(Stored data)
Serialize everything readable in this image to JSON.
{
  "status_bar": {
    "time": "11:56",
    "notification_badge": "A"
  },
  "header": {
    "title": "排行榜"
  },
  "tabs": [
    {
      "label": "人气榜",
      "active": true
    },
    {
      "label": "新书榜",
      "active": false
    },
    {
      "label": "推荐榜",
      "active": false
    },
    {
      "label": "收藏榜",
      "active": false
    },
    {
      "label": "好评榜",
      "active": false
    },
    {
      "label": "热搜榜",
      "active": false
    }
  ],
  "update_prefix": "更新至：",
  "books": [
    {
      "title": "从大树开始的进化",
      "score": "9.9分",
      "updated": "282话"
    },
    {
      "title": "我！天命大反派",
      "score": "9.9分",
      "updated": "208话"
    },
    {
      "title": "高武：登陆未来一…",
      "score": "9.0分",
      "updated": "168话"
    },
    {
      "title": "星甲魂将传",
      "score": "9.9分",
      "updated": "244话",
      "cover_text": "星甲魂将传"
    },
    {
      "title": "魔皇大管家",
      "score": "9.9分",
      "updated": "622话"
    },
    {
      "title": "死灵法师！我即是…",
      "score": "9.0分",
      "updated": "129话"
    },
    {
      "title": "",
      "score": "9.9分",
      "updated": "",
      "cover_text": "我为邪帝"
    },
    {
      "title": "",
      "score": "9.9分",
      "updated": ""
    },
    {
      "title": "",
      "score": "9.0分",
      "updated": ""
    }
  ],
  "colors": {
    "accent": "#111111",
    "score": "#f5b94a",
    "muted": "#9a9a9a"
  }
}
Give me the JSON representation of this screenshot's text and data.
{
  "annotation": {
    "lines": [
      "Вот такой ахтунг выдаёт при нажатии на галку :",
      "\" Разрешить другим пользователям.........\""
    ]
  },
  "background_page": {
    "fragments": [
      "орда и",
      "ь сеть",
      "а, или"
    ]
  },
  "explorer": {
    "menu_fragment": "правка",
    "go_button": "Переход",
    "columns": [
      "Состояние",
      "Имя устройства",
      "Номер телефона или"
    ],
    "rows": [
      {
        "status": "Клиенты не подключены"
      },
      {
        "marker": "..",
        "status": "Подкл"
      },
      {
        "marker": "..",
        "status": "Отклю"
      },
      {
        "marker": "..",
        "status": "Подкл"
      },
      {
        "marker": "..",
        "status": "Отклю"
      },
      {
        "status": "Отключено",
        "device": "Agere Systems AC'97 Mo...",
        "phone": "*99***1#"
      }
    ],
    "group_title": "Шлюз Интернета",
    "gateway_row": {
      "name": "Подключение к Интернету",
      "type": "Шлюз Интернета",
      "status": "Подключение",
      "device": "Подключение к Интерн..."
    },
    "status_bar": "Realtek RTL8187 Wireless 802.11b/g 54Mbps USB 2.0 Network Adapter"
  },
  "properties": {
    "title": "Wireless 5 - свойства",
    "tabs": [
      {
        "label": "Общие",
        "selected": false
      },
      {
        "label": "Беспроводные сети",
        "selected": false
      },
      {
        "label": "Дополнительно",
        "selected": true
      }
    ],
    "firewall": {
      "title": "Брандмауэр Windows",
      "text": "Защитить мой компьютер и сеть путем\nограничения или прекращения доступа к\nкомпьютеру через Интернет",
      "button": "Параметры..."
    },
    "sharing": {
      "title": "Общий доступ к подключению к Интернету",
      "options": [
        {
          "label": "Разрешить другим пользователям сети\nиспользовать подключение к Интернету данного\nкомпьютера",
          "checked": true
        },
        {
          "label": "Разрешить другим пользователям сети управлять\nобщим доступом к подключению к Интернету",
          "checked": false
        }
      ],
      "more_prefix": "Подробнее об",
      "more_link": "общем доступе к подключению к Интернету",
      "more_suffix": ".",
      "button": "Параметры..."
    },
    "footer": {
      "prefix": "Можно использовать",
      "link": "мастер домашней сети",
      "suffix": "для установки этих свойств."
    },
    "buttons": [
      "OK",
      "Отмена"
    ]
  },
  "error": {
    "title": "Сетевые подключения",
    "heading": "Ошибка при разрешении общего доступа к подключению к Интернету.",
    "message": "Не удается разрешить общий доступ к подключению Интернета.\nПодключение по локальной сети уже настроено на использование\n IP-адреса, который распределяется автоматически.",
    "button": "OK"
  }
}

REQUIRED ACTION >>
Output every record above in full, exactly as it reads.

ANSWER TO THIS EXERCISE >>
Serialize everything readable in this image to JSON.
{
  "status_bar": {
    "time": "11:56",
    "notification_badge": "A"
  },
  "header": {
    "title": "排行榜"
  },
  "tabs": [
    {
      "label": "人气榜",
      "active": true
    },
    {
      "label": "新书榜",
      "active": false
    },
    {
      "label": "推荐榜",
      "active": false
    },
    {
      "label": "收藏榜",
      "active": false
    },
    {
      "label": "好评榜",
      "active": false
    },
    {
      "label": "热搜榜",
      "active": false
    }
  ],
  "update_prefix": "更新至：",
  "books": [
    {
      "title": "从大树开始的进化",
      "score": "9.9分",
      "updated": "282话"
    },
    {
      "title": "我！天命大反派",
      "score": "9.9分",
      "updated": "208话"
    },
    {
      "title": "高武：登陆未来一…",
      "score": "9.0分",
      "updated": "168话"
    },
    {
      "title": "星甲魂将传",
      "score": "9.9分",
      "updated": "244话",
      "cover_text": "星甲魂将传"
    },
    {
      "title": "魔皇大管家",
      "score": "9.9分",
      "updated": "622话"
    },
    {
      "title": "死灵法师！我即是…",
      "score": "9.0分",
      "updated": "129话"
    },
    {
      "title": "",
      "score": "9.9分",
      "updated": "",
      "cover_text": "我为邪帝"
    },
    {
      "title": "",
      "score": "9.9分",
      "updated": ""
    },
    {
      "title": "",
      "score": "9.0分",
      "updated": ""
    }
  ],
  "colors": {
    "accent": "#111111",
    "score": "#f5b94a",
    "muted": "#9a9a9a"
  }
}
Give me the JSON representation of this screenshot's text and data.
{
  "annotation": {
    "lines": [
      "Вот такой ахтунг выдаёт при нажатии на галку :",
      "\" Разрешить другим пользователям.........\""
    ]
  },
  "background_page": {
    "fragments": [
      "орда и",
      "ь сеть",
      "а, или"
    ]
  },
  "explorer": {
    "menu_fragment": "правка",
    "go_button": "Переход",
    "columns": [
      "Состояние",
      "Имя устройства",
      "Номер телефона или"
    ],
    "rows": [
      {
        "status": "Клиенты не подключены"
      },
      {
        "marker": "..",
        "status": "Подкл"
      },
      {
        "marker": "..",
        "status": "Отклю"
      },
      {
        "marker": "..",
        "status": "Подкл"
      },
      {
        "marker": "..",
        "status": "Отклю"
      },
      {
        "status": "Отключено",
        "device": "Agere Systems AC'97 Mo...",
        "phone": "*99***1#"
      }
    ],
    "group_title": "Шлюз Интернета",
    "gateway_row": {
      "name": "Подключение к Интернету",
      "type": "Шлюз Интернета",
      "status": "Подключение",
      "device": "Подключение к Интерн..."
    },
    "status_bar": "Realtek RTL8187 Wireless 802.11b/g 54Mbps USB 2.0 Network Adapter"
  },
  "properties": {
    "title": "Wireless 5 - свойства",
    "tabs": [
      {
        "label": "Общие",
        "selected": false
      },
      {
        "label": "Беспроводные сети",
        "selected": false
      },
      {
        "label": "Дополнительно",
        "selected": true
      }
    ],
    "firewall": {
      "title": "Брандмауэр Windows",
      "text": "Защитить мой компьютер и сеть путем\nограничения или прекращения доступа к\nкомпьютеру через Интернет",
      "button": "Параметры..."
    },
    "sharing": {
      "title": "Общий доступ к подключению к Интернету",
      "options": [
        {
          "label": "Разрешить другим пользователям сети\nиспользовать подключение к Интернету данного\nкомпьютера",
          "checked": true
        },
        {
          "label": "Разрешить другим пользователям сети управлять\nобщим доступом к подключению к Интернету",
          "checked": false
        }
      ],
      "more_prefix": "Подробнее об",
      "more_link": "общем доступе к подключению к Интернету",
      "more_suffix": ".",
      "button": "Параметры..."
    },
    "footer": {
      "prefix": "Можно использовать",
      "link": "мастер домашней сети",
      "suffix": "для установки этих свойств."
    },
    "buttons": [
      "OK",
      "Отмена"
    ]
  },
  "error": {
    "title": "Сетевые подключения",
    "heading": "Ошибка при разрешении общего доступа к подключению к Интернету.",
    "message": "Не удается разрешить общий доступ к подключению Интернета.\nПодключение по локальной сети уже настроено на использование\n IP-адреса, который распределяется автоматически.",
    "button": "OK"
  }
}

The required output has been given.